Look through the data below. Collect every line where the word "Time" occurs.
++++ Supplied records
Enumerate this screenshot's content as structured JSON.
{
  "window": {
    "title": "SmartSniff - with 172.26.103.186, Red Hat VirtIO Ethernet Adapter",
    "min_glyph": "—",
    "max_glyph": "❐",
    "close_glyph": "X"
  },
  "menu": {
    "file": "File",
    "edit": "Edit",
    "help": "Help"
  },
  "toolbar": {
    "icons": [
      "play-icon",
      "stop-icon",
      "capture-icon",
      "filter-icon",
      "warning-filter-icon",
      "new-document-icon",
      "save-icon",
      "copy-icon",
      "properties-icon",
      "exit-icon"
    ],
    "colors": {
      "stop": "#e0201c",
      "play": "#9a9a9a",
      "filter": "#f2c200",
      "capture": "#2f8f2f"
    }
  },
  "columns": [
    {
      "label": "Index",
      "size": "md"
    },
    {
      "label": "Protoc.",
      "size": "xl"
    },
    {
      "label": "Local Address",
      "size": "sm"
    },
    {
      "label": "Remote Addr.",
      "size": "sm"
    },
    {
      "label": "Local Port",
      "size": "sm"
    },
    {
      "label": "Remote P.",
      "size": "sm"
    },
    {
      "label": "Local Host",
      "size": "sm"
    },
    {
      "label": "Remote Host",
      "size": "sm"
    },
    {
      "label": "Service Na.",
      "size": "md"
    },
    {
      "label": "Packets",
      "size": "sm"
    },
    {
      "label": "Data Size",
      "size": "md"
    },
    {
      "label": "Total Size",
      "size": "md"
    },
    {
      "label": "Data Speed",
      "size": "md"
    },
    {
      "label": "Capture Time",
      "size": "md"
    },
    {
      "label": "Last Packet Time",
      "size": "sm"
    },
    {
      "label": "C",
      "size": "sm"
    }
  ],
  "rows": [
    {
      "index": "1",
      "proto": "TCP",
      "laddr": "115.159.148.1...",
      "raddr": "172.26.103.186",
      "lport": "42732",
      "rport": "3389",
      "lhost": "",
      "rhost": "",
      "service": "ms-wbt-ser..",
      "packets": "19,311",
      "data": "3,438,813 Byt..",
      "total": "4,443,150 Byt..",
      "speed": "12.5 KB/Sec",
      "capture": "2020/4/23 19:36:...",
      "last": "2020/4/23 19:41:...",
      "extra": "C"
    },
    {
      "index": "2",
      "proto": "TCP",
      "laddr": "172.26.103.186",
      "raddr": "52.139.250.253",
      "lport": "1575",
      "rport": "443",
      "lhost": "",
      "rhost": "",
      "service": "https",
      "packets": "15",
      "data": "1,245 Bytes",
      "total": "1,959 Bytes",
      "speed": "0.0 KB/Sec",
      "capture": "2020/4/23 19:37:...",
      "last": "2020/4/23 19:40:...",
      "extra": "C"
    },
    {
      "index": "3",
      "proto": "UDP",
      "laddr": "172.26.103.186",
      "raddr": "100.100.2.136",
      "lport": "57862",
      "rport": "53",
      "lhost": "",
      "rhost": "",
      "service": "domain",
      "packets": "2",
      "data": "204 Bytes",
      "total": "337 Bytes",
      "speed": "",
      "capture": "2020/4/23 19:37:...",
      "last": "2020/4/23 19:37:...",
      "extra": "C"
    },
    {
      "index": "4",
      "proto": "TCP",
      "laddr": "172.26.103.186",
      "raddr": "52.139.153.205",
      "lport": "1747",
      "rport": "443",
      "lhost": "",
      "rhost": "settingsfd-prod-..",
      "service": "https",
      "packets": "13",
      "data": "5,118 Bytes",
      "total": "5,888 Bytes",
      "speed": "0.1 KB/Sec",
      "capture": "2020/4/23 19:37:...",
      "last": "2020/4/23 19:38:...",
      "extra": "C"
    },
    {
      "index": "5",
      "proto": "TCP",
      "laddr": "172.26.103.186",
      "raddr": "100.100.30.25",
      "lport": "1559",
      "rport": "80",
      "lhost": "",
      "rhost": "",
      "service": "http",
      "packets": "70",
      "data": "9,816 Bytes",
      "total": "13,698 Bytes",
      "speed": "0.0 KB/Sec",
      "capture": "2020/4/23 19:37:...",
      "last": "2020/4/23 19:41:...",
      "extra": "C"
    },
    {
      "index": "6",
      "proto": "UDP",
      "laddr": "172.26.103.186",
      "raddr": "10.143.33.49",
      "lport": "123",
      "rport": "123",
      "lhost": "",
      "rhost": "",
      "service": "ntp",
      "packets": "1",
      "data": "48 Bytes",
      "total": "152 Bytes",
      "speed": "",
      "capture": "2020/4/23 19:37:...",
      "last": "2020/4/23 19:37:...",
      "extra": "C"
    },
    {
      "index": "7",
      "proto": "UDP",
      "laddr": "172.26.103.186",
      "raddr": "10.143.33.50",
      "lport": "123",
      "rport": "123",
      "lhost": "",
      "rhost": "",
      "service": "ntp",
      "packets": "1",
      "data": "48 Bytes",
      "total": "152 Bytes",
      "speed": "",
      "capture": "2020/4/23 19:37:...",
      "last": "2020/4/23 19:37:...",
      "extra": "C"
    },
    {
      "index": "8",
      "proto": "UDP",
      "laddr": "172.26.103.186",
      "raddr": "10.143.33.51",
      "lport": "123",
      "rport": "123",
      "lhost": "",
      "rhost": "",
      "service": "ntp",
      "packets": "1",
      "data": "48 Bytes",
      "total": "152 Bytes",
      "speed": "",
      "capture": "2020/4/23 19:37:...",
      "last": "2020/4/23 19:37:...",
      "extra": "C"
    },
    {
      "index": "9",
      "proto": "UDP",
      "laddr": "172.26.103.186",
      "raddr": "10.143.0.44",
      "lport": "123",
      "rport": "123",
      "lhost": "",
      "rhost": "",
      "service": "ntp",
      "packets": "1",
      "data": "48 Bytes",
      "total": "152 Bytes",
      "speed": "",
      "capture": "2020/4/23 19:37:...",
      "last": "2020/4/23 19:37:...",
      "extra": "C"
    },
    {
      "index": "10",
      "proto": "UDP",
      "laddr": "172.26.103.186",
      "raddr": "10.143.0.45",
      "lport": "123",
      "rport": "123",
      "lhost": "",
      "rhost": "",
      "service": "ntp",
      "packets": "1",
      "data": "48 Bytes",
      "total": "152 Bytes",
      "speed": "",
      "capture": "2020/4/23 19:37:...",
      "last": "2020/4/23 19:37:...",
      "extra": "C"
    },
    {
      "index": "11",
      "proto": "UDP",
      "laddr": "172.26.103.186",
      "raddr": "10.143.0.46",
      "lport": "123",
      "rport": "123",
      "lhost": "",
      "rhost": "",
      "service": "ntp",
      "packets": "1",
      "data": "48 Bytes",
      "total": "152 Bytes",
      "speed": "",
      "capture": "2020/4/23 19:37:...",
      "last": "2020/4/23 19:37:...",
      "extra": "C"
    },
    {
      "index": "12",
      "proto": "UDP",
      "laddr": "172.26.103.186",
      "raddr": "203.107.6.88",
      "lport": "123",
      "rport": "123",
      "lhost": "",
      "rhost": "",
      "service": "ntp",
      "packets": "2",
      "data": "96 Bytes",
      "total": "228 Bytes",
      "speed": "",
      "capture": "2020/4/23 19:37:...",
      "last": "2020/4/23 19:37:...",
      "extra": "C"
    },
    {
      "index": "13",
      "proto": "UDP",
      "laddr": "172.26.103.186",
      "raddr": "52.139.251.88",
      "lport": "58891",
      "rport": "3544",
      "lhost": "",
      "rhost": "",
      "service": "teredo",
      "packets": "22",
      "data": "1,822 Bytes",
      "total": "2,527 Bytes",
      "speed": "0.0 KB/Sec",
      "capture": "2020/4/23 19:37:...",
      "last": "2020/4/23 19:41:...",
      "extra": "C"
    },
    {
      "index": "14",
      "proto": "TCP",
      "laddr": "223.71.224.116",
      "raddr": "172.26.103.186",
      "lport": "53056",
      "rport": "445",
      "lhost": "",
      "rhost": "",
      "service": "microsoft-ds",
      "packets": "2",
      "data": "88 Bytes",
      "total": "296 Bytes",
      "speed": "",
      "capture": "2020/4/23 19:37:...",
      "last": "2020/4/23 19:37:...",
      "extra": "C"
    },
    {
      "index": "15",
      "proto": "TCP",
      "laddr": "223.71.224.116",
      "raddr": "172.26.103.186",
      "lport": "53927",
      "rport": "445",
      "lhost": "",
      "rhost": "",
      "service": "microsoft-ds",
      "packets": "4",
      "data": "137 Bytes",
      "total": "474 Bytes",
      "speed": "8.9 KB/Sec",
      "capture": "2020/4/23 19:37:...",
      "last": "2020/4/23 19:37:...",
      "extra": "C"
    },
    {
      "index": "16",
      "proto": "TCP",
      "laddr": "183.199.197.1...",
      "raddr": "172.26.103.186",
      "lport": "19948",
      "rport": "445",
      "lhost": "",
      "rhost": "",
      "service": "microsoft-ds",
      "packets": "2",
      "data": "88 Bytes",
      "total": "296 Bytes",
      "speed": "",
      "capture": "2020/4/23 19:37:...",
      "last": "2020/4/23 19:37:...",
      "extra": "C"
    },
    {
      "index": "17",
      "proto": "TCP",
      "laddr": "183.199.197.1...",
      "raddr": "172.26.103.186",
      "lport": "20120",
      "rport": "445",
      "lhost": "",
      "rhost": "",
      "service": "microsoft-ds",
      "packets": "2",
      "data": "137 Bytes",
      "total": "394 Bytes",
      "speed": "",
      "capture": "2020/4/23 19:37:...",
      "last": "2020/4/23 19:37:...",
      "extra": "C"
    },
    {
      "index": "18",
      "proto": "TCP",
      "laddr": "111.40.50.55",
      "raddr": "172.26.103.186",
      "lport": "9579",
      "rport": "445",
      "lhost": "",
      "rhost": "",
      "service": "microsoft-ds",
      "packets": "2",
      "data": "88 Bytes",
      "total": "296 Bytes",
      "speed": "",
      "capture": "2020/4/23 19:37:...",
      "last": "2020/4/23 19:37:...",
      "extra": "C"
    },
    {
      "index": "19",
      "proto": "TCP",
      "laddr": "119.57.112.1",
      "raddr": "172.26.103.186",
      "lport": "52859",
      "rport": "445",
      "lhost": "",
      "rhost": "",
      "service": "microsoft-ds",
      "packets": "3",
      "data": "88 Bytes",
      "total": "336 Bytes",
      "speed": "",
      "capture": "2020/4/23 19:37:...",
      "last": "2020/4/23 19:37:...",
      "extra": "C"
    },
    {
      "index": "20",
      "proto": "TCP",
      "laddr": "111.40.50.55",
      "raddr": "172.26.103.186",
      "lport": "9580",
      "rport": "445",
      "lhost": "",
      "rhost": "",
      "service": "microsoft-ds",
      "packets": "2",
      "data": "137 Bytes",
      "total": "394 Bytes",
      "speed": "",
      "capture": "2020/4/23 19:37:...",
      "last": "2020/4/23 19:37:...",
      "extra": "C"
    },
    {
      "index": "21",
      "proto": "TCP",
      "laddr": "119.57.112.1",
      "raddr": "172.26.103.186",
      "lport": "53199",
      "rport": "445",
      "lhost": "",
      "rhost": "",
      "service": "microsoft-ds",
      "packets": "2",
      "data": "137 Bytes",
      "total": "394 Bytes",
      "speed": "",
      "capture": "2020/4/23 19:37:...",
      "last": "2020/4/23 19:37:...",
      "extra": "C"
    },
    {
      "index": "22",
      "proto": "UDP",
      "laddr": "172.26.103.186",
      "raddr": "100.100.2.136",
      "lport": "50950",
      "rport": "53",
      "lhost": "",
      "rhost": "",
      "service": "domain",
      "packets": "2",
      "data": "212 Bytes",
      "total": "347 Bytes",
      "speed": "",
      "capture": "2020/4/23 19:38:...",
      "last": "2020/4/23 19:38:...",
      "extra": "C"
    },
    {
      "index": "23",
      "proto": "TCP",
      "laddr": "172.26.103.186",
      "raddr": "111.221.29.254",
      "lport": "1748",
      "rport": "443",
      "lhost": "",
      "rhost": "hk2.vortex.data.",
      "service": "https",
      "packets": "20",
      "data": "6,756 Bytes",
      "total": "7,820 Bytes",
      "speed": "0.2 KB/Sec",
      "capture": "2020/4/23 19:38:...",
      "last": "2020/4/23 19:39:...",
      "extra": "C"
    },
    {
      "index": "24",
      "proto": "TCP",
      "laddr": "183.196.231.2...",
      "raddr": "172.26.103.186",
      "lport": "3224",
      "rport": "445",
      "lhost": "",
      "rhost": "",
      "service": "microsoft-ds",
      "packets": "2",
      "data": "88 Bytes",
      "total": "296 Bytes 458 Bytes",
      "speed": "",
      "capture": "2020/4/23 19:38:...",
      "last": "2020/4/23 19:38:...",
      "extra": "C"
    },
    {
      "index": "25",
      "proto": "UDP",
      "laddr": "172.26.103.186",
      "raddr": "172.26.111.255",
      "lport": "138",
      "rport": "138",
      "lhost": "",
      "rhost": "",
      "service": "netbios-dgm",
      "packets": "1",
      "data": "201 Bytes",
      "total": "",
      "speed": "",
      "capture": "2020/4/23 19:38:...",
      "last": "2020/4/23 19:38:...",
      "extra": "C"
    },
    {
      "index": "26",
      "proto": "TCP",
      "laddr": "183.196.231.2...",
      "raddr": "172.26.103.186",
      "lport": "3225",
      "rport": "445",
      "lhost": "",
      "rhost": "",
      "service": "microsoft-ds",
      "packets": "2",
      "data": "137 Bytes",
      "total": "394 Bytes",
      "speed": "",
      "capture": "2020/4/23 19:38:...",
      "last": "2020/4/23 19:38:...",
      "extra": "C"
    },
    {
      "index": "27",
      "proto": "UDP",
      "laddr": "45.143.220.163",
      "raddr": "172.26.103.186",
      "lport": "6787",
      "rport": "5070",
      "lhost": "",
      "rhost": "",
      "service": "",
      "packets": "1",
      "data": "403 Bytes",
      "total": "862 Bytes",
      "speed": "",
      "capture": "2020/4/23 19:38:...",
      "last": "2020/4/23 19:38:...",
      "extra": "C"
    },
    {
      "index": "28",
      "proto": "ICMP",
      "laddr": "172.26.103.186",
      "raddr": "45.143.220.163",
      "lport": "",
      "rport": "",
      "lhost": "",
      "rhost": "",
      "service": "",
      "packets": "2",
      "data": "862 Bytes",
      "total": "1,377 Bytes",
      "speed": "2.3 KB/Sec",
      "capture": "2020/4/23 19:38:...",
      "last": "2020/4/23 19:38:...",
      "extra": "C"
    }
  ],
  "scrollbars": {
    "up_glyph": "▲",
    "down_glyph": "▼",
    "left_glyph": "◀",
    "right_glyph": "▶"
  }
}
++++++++
**Response for this exercise**
      "label": "Capture Time",
      "label": "Last Packet Time",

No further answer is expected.